GARY, Ind. — The teens, holding spray cans, gathered around the old post office on Sixth Avenue and Massachusetts Street and began spraying the marble.
They joked that a passer-by might think they were vandals, until they took out their sponges and scrubbed away paint stains on the graffiti-covered walls.
“We are improving Gary little by little,” said Samantha Brooks, 14. “And I think we can really make a comeback.”
On Wednesday, young volunteers and members of the Gary Youth Leadership Council began their campaign to wipe Gary of graffiti.
The group of 37 teens used spray paint remover to scrub graffiti off the old post office marble, painted over graffiti on an old theater on Broadway and cleaned along Broadway from Sixth to 21st Avenue, The Times in Munster, Ind., reported.
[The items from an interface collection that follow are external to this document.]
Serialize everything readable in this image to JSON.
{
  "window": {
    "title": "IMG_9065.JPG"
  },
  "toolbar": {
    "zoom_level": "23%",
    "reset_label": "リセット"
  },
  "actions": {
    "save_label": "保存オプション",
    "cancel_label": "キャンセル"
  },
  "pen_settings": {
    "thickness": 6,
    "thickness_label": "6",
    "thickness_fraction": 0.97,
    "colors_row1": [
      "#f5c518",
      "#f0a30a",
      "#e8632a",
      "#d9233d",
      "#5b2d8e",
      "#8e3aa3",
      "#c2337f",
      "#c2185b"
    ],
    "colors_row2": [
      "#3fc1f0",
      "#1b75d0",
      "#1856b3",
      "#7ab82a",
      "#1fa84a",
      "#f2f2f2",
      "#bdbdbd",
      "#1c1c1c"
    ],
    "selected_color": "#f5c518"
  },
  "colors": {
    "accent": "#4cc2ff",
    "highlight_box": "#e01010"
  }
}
In early July, Gary Mayor Karen Freeman-Wilson contacted Ken Patrick Barry, director of the Gary Youth Service Bureau, about helping accomplish her goal of cleaning up vandalism in the city.
“The mayor has a larger vision of stopping the violence,” Barry said. “A lot of these acts of violence are committed by young people because there’s no alternative for them.”
Klayton Porter, 14, rolled paint over the boarded-up windows of the old theater. In minutes, the graffiti that covered the building’s side was gone without a trace.
“This accomplishes that the youth of Gary can do something positive,” Porter said. “It proves Gary is making a change for itself.”
As members of the group took paint rollers and sponges to the old buildings, they talked about stories their parents told them about the Gary that existed before they were born, and the sites that once filled the city.
Niavia Wilson, 17, believes one day, that Gary could be restored.
“I hear stories, that the city was great, and there were bustling stores everywhere,” Wilson said. “It seems people gave up, but I’m glad a group of people haven’t, who are out here helping.”
While picking up trash around the old theater, the teens discovered a space between the brick walls of the building. An opening revealed the inside of the theater with the colossal stage and looming balcony.
“This is amazing; I am astonished. I live down the street and have never seen that before,” said Janetta Barge, a teen volunteer. “I think we should have more ideas of replenishing these things, getting Gary back to the way it was.”
Barry said the council, consisting of youths ages 12 to 18, has been growing quickly. Two weeks ago there were nine members. Now there are 35.
The group will be doing several graffiti cleanup efforts for the remainder of summer. Barry said this project can change Gary by doing more than just beautification.
“With all the negative things we hear in the city, adults think that’s all young people do,” Barry said. “But if we can change their mindsets, and they see what these kids are doing, we can start building together.”
“Now we have proof, we aren’t all the same,” Wilson said. “There will always be people who contradict the negative stereotypes.”